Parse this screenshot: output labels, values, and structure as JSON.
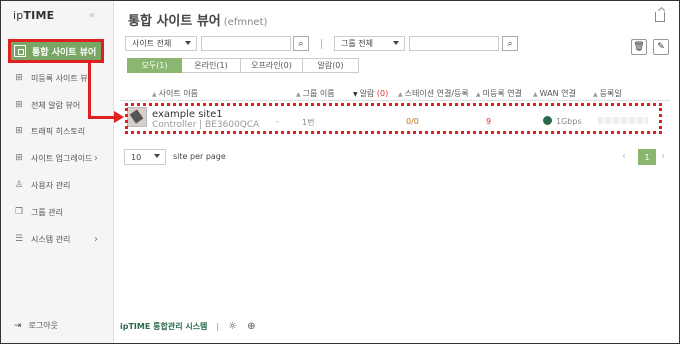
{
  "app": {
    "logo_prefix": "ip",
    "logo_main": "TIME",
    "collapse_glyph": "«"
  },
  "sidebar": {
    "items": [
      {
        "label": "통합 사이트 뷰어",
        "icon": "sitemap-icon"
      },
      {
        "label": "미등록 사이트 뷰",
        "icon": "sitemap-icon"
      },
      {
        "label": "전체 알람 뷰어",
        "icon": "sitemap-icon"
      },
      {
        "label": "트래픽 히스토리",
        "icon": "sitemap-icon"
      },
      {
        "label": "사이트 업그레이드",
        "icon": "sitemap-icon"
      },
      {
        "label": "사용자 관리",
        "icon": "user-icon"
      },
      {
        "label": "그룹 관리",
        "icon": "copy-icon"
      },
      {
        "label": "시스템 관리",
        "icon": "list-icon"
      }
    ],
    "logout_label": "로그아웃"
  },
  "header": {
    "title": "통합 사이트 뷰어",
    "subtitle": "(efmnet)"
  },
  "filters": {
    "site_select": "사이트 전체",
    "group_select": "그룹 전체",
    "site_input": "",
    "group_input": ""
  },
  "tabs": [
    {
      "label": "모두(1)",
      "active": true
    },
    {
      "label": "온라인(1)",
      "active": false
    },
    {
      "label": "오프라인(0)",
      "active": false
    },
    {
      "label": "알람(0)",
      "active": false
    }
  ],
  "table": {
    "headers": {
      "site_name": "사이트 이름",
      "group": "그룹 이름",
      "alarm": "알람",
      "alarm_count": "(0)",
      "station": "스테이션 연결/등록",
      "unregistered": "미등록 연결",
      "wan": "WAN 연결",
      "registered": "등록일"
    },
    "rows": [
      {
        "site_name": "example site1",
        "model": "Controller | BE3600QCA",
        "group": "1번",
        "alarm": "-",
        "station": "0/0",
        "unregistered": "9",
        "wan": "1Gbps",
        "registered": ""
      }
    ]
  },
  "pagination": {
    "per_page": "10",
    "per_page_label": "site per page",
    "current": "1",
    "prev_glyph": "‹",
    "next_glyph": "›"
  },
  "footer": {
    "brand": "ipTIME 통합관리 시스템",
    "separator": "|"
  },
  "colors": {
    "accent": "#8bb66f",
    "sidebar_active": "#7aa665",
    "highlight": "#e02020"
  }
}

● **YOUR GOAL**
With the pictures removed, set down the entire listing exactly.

● **TASK ANSWER**
Parse this screenshot: output labels, values, and structure as JSON.
{
  "app": {
    "logo_prefix": "ip",
    "logo_main": "TIME",
    "collapse_glyph": "«"
  },
  "sidebar": {
    "items": [
      {
        "label": "통합 사이트 뷰어",
        "icon": "sitemap-icon"
      },
      {
        "label": "미등록 사이트 뷰",
        "icon": "sitemap-icon"
      },
      {
        "label": "전체 알람 뷰어",
        "icon": "sitemap-icon"
      },
      {
        "label": "트래픽 히스토리",
        "icon": "sitemap-icon"
      },
      {
        "label": "사이트 업그레이드",
        "icon": "sitemap-icon"
      },
      {
        "label": "사용자 관리",
        "icon": "user-icon"
      },
      {
        "label": "그룹 관리",
        "icon": "copy-icon"
      },
      {
        "label": "시스템 관리",
        "icon": "list-icon"
      }
    ],
    "logout_label": "로그아웃"
  },
  "header": {
    "title": "통합 사이트 뷰어",
    "subtitle": "(efmnet)"
  },
  "filters": {
    "site_select": "사이트 전체",
    "group_select": "그룹 전체",
    "site_input": "",
    "group_input": ""
  },
  "tabs": [
    {
      "label": "모두(1)",
      "active": true
    },
    {
      "label": "온라인(1)",
      "active": false
    },
    {
      "label": "오프라인(0)",
      "active": false
    },
    {
      "label": "알람(0)",
      "active": false
    }
  ],
  "table": {
    "headers": {
      "site_name": "사이트 이름",
      "group": "그룹 이름",
      "alarm": "알람",
      "alarm_count": "(0)",
      "station": "스테이션 연결/등록",
      "unregistered": "미등록 연결",
      "wan": "WAN 연결",
      "registered": "등록일"
    },
    "rows": [
      {
        "site_name": "example site1",
        "model": "Controller | BE3600QCA",
        "group": "1번",
        "alarm": "-",
        "station": "0/0",
        "unregistered": "9",
        "wan": "1Gbps",
        "registered": ""
      }
    ]
  },
  "pagination": {
    "per_page": "10",
    "per_page_label": "site per page",
    "current": "1",
    "prev_glyph": "‹",
    "next_glyph": "›"
  },
  "footer": {
    "brand": "ipTIME 통합관리 시스템",
    "separator": "|"
  },
  "colors": {
    "accent": "#8bb66f",
    "sidebar_active": "#7aa665",
    "highlight": "#e02020"
  }
}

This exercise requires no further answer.